Cast in a sophisticated graphite-gray nylon, the Kensington Contour Active Vertical Messenger certainly has a more button-down look than the canvas Solo Urban, but its material feels stiffer and less comfortable. It's one of the only laptop cases we've seen that pays a lot of attention to the look of the interior, with a pattern of gray-and-blue Morse-code-like dashes printed on the interior lining. Not a particularly important feature, but it shows an attention to detail.
The main compartment has a padded laptop section that should fit all but the biggest 15-inch laptops--although putting a 15-inch model in here will be a tight fit, and won't leave much room for power bricks or accessories. Either a 13- or 14-inch laptop seems like a natural choice. The front half of the main compartment has a few pockets sewn into it, including two nice, deep ones that could hold a digital camera or other bulky item.
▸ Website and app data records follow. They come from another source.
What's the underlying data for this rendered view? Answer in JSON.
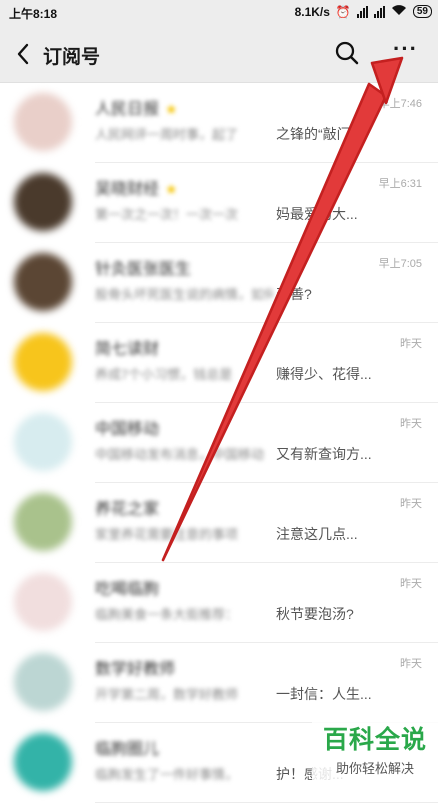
{
  "status_bar": {
    "time": "上午8:18",
    "network_speed": "8.1K/s",
    "battery": "59"
  },
  "nav": {
    "title": "订阅号",
    "back_icon": "back-chevron-icon",
    "search_icon": "search-icon",
    "more_label": "···"
  },
  "items": [
    {
      "name": "人民日报",
      "starred": true,
      "snippet_blur": "人民网评一周时事，起了",
      "snippet_clear": "之锋的“敲门",
      "time": "早上7:46",
      "avatar_color": "#e9cfc9"
    },
    {
      "name": "吴晓财经",
      "starred": true,
      "snippet_blur": "第一次之一次！一次一次",
      "snippet_clear": "妈最爱的大...",
      "time": "早上6:31",
      "avatar_color": "#4a3a2c"
    },
    {
      "name": "针灸医张医生",
      "starred": false,
      "snippet_blur": "股骨头坏死医生说的病情，如何",
      "snippet_clear": "改善?",
      "time": "早上7:05",
      "avatar_color": "#5b4634"
    },
    {
      "name": "简七读财",
      "starred": false,
      "snippet_blur": "养成7个小习惯，钱总是",
      "snippet_clear": "赚得少、花得...",
      "time": "昨天",
      "avatar_color": "#f7c51c"
    },
    {
      "name": "中国移动",
      "starred": false,
      "snippet_blur": "中国移动发布消息，中国移动",
      "snippet_clear": "又有新查询方...",
      "time": "昨天",
      "avatar_color": "#d7ecef"
    },
    {
      "name": "养花之家",
      "starred": false,
      "snippet_blur": "家里养花需要注意的事项",
      "snippet_clear": "注意这几点...",
      "time": "昨天",
      "avatar_color": "#a9c28c"
    },
    {
      "name": "吃喝临朐",
      "starred": false,
      "snippet_blur": "临朐美食一条大街推荐：",
      "snippet_clear": "秋节要泡汤?",
      "time": "昨天",
      "avatar_color": "#f1dede"
    },
    {
      "name": "数学好教师",
      "starred": false,
      "snippet_blur": "开学第二周，数学好教师",
      "snippet_clear": "一封信：人生...",
      "time": "昨天",
      "avatar_color": "#bcd6d3"
    },
    {
      "name": "临朐圈儿",
      "starred": false,
      "snippet_blur": "临朐发生了一件好事情，",
      "snippet_clear": "护！感谢...",
      "time": "",
      "avatar_color": "#33b3a8"
    }
  ],
  "watermark": {
    "title": "百科全说",
    "subtitle": "助你轻松解决"
  },
  "colors": {
    "header_bg": "#ededed",
    "annotation_arrow": "#d42b2b",
    "watermark_green": "#2aa84a",
    "star": "#f5c400"
  }
}
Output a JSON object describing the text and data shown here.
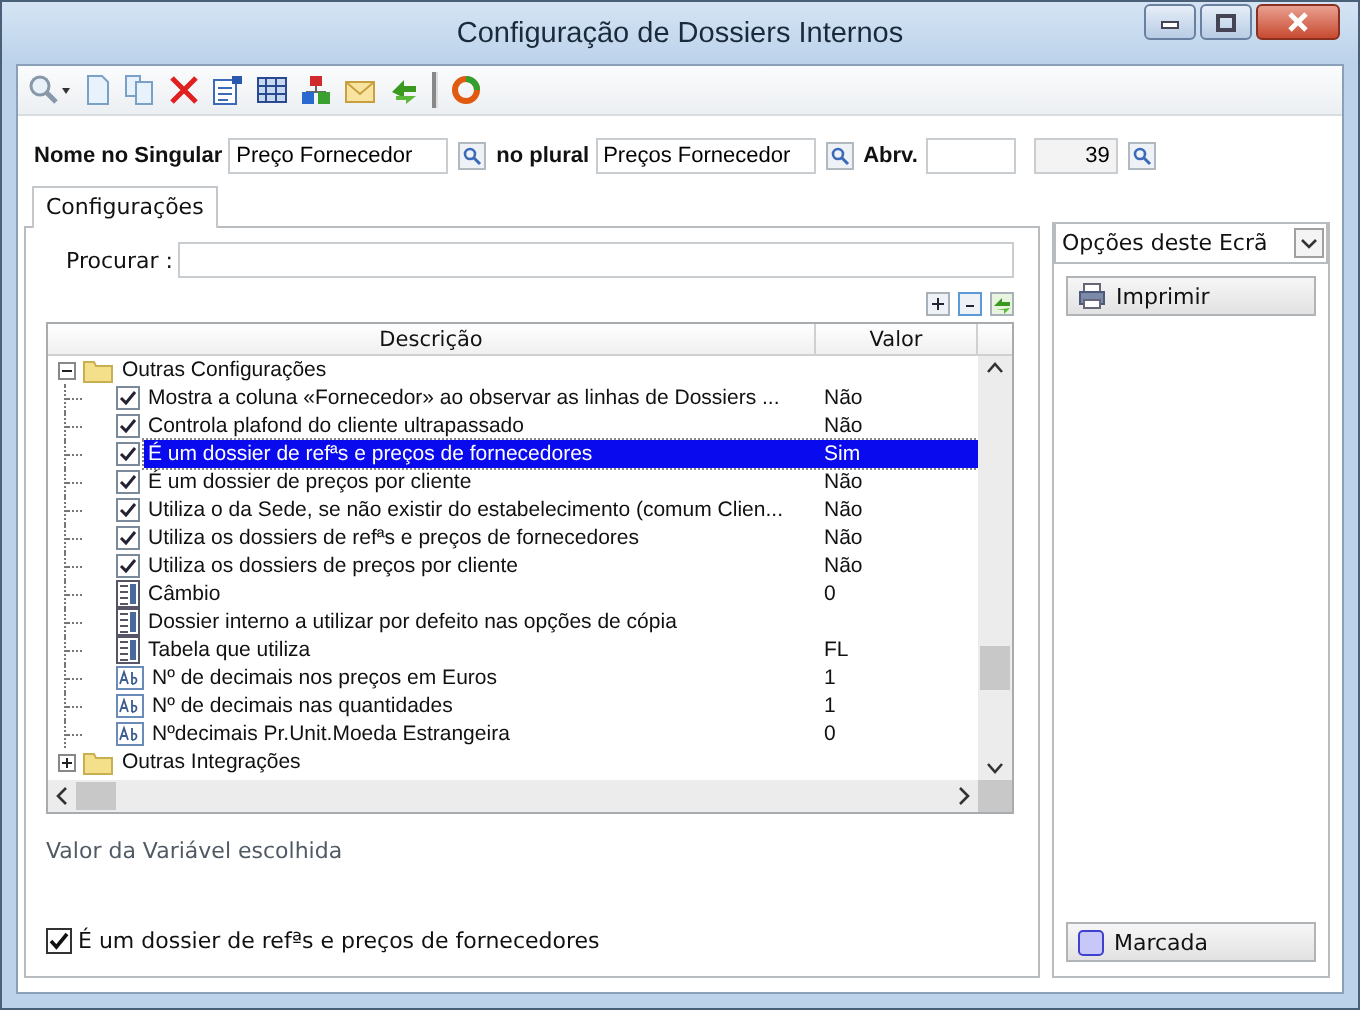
{
  "window": {
    "title": "Configuração de Dossiers Internos"
  },
  "form": {
    "singular_label": "Nome no Singular",
    "singular_value": "Preço Fornecedor",
    "plural_label": "no plural",
    "plural_value": "Preços Fornecedor",
    "abbr_label": "Abrv.",
    "number": "39"
  },
  "tabs": [
    {
      "label": "Configurações",
      "selected": true
    }
  ],
  "search": {
    "label": "Procurar :"
  },
  "tree": {
    "columns": [
      "Descrição",
      "Valor"
    ],
    "nodes": [
      {
        "label": "Outras Configurações",
        "expanded": true,
        "children": [
          {
            "kind": "checkbox",
            "label": "Mostra a coluna «Fornecedor» ao observar as linhas de Dossiers ...",
            "checked": true,
            "value": "Não",
            "selected": false
          },
          {
            "kind": "checkbox",
            "label": "Controla plafond do cliente ultrapassado",
            "checked": true,
            "value": "Não",
            "selected": false
          },
          {
            "kind": "checkbox",
            "label": "É um dossier de refªs e preços de fornecedores",
            "checked": true,
            "value": "Sim",
            "selected": true
          },
          {
            "kind": "checkbox",
            "label": "É um dossier de preços por cliente",
            "checked": true,
            "value": "Não",
            "selected": false
          },
          {
            "kind": "checkbox",
            "label": "Utiliza o da Sede, se não existir do estabelecimento (comum Clien...",
            "checked": true,
            "value": "Não",
            "selected": false
          },
          {
            "kind": "checkbox",
            "label": "Utiliza os dossiers de refªs e preços de fornecedores",
            "checked": true,
            "value": "Não",
            "selected": false
          },
          {
            "kind": "checkbox",
            "label": "Utiliza os dossiers de preços por cliente",
            "checked": true,
            "value": "Não",
            "selected": false
          },
          {
            "kind": "list",
            "label": "Câmbio",
            "value": "0",
            "selected": false
          },
          {
            "kind": "list",
            "label": "Dossier interno a utilizar por defeito nas opções de cópia",
            "selected": false
          },
          {
            "kind": "list",
            "label": "Tabela que utiliza",
            "value": "FL",
            "selected": false
          },
          {
            "kind": "text",
            "label": "Nº de decimais nos preços em Euros",
            "value": "1",
            "selected": false
          },
          {
            "kind": "text",
            "label": "Nº de decimais nas quantidades",
            "value": "1",
            "selected": false
          },
          {
            "kind": "text",
            "label": "Nºdecimais Pr.Unit.Moeda Estrangeira",
            "value": "0",
            "selected": false
          }
        ]
      },
      {
        "label": "Outras Integrações",
        "expanded": false
      }
    ]
  },
  "value_caption": "Valor da Variável escolhida",
  "selected_option": {
    "label": "É um dossier de refªs e preços de fornecedores",
    "checked": true
  },
  "side_panel": {
    "dropdown": "Opções deste Ecrã",
    "buttons": [
      {
        "label": "Imprimir",
        "kind": "print"
      },
      {
        "label": "Marcada",
        "kind": "mark"
      }
    ]
  }
}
The front flap is held in place with magnetic clasps, which we much prefer to the annoying Velcro closures found on so many laptop cases. The front face under the flap has a zippered magazine pocket, along with three smaller, almost hidden pockets that are lined with a velvet-like material to keep delicate electronics safe from scratching. It's a great idea, but even the biggest of these three can fit only an iPod.
On the opposite side, the pocket on the rear face is also magazine-size, but we found the zippered closure annoying--the rear pocket of a laptop bag should always be open, for easy access to newspapers, airplane tickets, or other stuff you want quick access to.